Kelsyn King, on the leadership aspect of playing setter
After she was told by the Legacy coaching staff at the end of last season she would be taking on the new hole vacated by graduation, King said she was happy with the opportunity.
“They said they knew they could count on me, and I’m happy and confident to lead this team in such a big role,” King said.
Legacy forged its way to the third round of the playoffs last year, so the expectations are known. The Lady Broncos graduated a slew of seniors, but the remaining roster still has ample talent.
Athletic talent is just one strength for King, though.
“She has an amazing work ethic, competitive spirit and attitude,” added Amanda Shingleton, Legacy head coach.
King said she’s noticed improvements in her game in being better at using her hands as well as her overall knowledge of the game, which will come in handy as the quarterback on the court.
King considers McKean a big contributor to her own development, too.
“She helped me out so much,” King said of McKean. “I asked Riley for tips and looked on YouTube to help prepare me for this.”
Skills such as getting under the ball quickly and watching where the defense is set up were elements she took away from her online study.
What can’t be taught — online or in workouts — is how to be a leader, but both King and Shingleton know that could be an area where King can excel.

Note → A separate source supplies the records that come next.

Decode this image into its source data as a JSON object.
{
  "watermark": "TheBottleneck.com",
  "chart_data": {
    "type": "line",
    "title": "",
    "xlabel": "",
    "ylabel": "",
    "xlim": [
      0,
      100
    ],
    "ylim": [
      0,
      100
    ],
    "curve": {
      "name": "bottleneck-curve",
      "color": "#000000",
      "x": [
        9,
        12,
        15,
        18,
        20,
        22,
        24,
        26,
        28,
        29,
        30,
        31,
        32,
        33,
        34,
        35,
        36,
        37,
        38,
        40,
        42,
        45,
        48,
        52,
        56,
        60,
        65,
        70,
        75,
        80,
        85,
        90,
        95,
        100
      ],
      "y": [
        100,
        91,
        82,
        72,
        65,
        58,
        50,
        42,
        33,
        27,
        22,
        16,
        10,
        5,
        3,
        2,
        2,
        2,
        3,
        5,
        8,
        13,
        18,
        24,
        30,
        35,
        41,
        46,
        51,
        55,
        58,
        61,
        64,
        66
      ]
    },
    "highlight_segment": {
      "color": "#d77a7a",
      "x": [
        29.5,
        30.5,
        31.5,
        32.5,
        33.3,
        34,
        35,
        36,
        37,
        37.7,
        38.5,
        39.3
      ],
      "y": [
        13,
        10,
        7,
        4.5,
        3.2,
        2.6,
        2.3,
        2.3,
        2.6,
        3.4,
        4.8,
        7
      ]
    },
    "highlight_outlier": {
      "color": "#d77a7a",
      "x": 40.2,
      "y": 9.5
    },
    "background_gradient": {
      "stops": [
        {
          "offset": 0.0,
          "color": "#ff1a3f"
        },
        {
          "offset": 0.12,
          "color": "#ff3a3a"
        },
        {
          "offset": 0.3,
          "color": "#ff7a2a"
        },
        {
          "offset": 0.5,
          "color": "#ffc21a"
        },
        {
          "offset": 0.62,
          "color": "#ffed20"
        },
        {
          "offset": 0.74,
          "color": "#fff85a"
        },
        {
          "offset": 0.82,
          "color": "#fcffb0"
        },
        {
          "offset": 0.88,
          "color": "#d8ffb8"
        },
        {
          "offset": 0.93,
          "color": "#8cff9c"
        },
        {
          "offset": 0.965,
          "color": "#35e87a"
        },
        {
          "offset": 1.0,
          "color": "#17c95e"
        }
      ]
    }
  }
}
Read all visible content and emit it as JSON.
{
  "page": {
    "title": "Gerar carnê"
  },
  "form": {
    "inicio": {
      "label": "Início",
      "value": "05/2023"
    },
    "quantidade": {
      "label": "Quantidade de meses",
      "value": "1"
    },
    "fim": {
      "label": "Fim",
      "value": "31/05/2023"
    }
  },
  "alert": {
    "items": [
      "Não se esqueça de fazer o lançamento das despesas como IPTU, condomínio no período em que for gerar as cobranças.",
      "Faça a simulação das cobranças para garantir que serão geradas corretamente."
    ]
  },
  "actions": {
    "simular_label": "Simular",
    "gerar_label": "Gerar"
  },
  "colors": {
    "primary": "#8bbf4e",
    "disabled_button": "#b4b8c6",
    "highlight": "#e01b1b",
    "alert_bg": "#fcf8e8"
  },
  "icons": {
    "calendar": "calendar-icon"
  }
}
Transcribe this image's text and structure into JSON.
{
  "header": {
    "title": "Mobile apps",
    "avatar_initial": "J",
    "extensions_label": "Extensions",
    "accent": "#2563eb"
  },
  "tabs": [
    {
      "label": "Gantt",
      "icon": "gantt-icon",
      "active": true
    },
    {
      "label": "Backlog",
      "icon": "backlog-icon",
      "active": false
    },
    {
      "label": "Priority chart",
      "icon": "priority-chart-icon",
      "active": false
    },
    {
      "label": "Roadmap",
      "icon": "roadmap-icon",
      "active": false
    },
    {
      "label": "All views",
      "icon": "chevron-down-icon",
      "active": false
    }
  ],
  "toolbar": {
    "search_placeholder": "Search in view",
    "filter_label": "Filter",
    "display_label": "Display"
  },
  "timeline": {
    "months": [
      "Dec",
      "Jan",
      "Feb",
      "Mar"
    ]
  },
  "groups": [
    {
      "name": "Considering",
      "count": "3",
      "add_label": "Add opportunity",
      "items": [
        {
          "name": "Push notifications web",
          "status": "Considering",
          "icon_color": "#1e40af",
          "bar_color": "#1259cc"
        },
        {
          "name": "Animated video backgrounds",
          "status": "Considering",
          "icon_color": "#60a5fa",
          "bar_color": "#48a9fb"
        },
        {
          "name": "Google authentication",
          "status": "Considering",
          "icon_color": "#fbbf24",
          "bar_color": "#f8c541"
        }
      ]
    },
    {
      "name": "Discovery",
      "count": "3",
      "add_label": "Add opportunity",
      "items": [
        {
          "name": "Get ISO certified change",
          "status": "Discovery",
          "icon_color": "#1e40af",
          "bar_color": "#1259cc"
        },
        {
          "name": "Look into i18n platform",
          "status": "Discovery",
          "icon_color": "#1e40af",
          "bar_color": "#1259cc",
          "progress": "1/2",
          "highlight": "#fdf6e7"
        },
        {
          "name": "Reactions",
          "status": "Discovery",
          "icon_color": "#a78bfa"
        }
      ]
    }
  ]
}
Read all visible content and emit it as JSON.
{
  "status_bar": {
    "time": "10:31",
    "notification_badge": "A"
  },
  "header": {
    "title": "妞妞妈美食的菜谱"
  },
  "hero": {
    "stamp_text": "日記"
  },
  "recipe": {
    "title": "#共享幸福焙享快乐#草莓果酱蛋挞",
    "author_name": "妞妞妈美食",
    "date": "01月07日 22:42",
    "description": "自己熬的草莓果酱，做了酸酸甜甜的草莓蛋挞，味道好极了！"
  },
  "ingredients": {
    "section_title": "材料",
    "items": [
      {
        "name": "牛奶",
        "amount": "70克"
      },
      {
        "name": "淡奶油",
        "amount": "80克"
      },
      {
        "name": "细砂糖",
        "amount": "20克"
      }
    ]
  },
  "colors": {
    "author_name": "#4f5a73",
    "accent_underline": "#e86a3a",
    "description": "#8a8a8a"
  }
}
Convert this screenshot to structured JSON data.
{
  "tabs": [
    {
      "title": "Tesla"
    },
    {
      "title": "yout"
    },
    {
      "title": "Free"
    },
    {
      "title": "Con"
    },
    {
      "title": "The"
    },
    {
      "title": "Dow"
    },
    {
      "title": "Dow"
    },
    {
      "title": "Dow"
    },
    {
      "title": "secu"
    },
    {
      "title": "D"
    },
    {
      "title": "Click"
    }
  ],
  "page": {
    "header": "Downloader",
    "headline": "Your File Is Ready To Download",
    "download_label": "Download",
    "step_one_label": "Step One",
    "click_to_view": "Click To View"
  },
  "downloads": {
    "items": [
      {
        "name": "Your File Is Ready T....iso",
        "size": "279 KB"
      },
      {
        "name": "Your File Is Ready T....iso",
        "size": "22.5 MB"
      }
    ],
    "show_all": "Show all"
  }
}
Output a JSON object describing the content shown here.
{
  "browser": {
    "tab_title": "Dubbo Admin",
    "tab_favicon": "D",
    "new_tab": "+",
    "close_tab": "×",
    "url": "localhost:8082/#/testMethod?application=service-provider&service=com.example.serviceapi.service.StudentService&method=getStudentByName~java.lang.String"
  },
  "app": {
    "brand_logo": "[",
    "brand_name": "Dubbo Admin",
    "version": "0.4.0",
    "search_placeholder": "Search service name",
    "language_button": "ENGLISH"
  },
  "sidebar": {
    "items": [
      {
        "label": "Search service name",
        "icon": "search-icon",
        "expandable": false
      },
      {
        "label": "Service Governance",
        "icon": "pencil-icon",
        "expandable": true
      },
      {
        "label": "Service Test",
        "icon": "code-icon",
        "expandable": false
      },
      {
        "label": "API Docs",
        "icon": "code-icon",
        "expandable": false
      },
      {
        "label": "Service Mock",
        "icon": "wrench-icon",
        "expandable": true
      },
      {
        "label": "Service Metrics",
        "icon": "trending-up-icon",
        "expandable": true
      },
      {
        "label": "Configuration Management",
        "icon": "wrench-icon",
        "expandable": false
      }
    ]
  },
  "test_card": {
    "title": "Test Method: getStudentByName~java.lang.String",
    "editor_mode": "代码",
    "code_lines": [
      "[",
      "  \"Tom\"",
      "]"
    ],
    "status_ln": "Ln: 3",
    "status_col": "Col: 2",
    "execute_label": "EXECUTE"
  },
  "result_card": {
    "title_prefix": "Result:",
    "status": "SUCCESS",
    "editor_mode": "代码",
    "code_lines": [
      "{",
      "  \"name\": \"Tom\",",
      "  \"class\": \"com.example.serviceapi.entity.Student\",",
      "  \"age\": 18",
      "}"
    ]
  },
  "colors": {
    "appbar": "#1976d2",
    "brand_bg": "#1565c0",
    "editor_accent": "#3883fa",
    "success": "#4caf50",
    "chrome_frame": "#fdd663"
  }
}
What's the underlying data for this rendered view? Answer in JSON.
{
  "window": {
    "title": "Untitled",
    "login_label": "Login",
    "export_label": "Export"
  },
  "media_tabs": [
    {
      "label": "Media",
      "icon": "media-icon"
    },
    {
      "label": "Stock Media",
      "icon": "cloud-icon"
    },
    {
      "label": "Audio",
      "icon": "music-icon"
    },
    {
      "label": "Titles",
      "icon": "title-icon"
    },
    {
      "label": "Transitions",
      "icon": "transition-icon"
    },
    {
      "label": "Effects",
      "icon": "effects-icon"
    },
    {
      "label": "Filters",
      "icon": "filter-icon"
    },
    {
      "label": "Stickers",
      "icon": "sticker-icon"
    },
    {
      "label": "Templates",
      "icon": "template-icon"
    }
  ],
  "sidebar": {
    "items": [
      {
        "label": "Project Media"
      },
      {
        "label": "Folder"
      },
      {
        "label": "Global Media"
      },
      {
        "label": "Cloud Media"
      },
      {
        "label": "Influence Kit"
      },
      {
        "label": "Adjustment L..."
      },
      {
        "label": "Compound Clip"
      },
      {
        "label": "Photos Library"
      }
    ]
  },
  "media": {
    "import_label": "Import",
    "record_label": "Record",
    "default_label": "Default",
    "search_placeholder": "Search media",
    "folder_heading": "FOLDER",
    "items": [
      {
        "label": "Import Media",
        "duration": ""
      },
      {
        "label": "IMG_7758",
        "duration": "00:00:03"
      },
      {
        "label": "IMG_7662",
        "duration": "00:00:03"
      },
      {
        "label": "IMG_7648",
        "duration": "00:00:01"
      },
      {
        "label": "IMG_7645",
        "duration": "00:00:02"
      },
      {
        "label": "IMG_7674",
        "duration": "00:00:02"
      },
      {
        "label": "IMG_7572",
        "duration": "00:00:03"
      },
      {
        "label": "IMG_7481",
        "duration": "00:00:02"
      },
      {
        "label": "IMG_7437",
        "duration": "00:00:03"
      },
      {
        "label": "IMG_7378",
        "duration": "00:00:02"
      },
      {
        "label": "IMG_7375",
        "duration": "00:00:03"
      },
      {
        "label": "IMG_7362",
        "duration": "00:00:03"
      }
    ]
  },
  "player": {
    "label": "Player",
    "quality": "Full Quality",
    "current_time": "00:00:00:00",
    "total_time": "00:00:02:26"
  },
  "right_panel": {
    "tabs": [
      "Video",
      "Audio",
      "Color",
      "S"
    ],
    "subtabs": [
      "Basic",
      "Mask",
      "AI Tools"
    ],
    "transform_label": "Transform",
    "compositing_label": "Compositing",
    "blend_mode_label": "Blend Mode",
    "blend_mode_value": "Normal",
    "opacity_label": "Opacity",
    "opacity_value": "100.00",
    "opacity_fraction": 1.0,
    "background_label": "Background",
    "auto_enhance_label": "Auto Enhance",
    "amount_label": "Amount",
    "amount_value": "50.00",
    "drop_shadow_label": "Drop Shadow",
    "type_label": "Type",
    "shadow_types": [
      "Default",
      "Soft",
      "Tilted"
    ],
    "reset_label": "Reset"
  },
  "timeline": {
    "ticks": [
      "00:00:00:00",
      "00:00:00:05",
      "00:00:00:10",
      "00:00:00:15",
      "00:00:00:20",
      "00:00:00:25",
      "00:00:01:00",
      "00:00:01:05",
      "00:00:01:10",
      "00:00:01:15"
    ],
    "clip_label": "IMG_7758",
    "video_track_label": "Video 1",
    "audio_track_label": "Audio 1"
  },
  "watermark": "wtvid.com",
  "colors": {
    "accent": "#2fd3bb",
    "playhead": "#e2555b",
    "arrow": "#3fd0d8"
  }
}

“It’s a huge role to fill,” King admitted, “but I do accept that weight to be on me. That may be the biggest change in the new position for me.”
Already a vocal player on the court, King said that trait may well come in handy as she helps take the reins of the team this next season. “That’s a plus,” she noted.
With the days dwindling until the start of practices, King said she’s been focused on strength and conditioning. Her personal workouts are helping her with her footwork, making assist passes and squaring up the outside on the court.
“I’ll get it figured out before camp,” she said.
Coming in after a successful season isn’t pressure, King said.
“We all have a good connection. We all understand we all have to step up and do our job and fulfill our roles.”